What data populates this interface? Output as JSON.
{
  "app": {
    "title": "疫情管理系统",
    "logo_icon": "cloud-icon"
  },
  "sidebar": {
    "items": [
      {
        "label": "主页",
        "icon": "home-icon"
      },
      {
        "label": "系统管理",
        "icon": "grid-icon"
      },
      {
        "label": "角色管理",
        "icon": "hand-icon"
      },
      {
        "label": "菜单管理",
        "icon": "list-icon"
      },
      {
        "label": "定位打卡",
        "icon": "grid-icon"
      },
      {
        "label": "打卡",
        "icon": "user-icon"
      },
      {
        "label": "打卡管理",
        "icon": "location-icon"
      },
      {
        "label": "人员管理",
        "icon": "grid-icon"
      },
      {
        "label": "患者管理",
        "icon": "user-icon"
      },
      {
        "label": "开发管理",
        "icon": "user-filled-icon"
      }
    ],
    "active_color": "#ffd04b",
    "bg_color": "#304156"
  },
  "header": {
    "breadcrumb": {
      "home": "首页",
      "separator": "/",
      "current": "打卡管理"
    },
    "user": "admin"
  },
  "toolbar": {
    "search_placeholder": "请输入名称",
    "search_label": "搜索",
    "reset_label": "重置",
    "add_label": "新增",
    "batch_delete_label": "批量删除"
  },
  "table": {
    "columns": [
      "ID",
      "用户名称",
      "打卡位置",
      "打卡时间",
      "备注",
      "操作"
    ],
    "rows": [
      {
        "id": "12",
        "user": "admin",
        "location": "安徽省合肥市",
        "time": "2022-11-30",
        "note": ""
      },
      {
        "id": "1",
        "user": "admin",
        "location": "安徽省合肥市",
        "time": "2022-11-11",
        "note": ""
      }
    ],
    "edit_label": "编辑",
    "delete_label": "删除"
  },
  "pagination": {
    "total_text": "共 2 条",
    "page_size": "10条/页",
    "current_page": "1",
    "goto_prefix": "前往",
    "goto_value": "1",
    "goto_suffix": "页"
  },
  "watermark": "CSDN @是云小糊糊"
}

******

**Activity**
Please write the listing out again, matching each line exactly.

**Solution for this task**
What data populates this interface? Output as JSON.
{
  "app": {
    "title": "疫情管理系统",
    "logo_icon": "cloud-icon"
  },
  "sidebar": {
    "items": [
      {
        "label": "主页",
        "icon": "home-icon"
      },
      {
        "label": "系统管理",
        "icon": "grid-icon"
      },
      {
        "label": "角色管理",
        "icon": "hand-icon"
      },
      {
        "label": "菜单管理",
        "icon": "list-icon"
      },
      {
        "label": "定位打卡",
        "icon": "grid-icon"
      },
      {
        "label": "打卡",
        "icon": "user-icon"
      },
      {
        "label": "打卡管理",
        "icon": "location-icon"
      },
      {
        "label": "人员管理",
        "icon": "grid-icon"
      },
      {
        "label": "患者管理",
        "icon": "user-icon"
      },
      {
        "label": "开发管理",
        "icon": "user-filled-icon"
      }
    ],
    "active_color": "#ffd04b",
    "bg_color": "#304156"
  },
  "header": {
    "breadcrumb": {
      "home": "首页",
      "separator": "/",
      "current": "打卡管理"
    },
    "user": "admin"
  },
  "toolbar": {
    "search_placeholder": "请输入名称",
    "search_label": "搜索",
    "reset_label": "重置",
    "add_label": "新增",
    "batch_delete_label": "批量删除"
  },
  "table": {
    "columns": [
      "ID",
      "用户名称",
      "打卡位置",
      "打卡时间",
      "备注",
      "操作"
    ],
    "rows": [
      {
        "id": "12",
        "user": "admin",
        "location": "安徽省合肥市",
        "time": "2022-11-30",
        "note": ""
      },
      {
        "id": "1",
        "user": "admin",
        "location": "安徽省合肥市",
        "time": "2022-11-11",
        "note": ""
      }
    ],
    "edit_label": "编辑",
    "delete_label": "删除"
  },
  "pagination": {
    "total_text": "共 2 条",
    "page_size": "10条/页",
    "current_page": "1",
    "goto_prefix": "前往",
    "goto_value": "1",
    "goto_suffix": "页"
  },
  "watermark": "CSDN @是云小糊糊"
}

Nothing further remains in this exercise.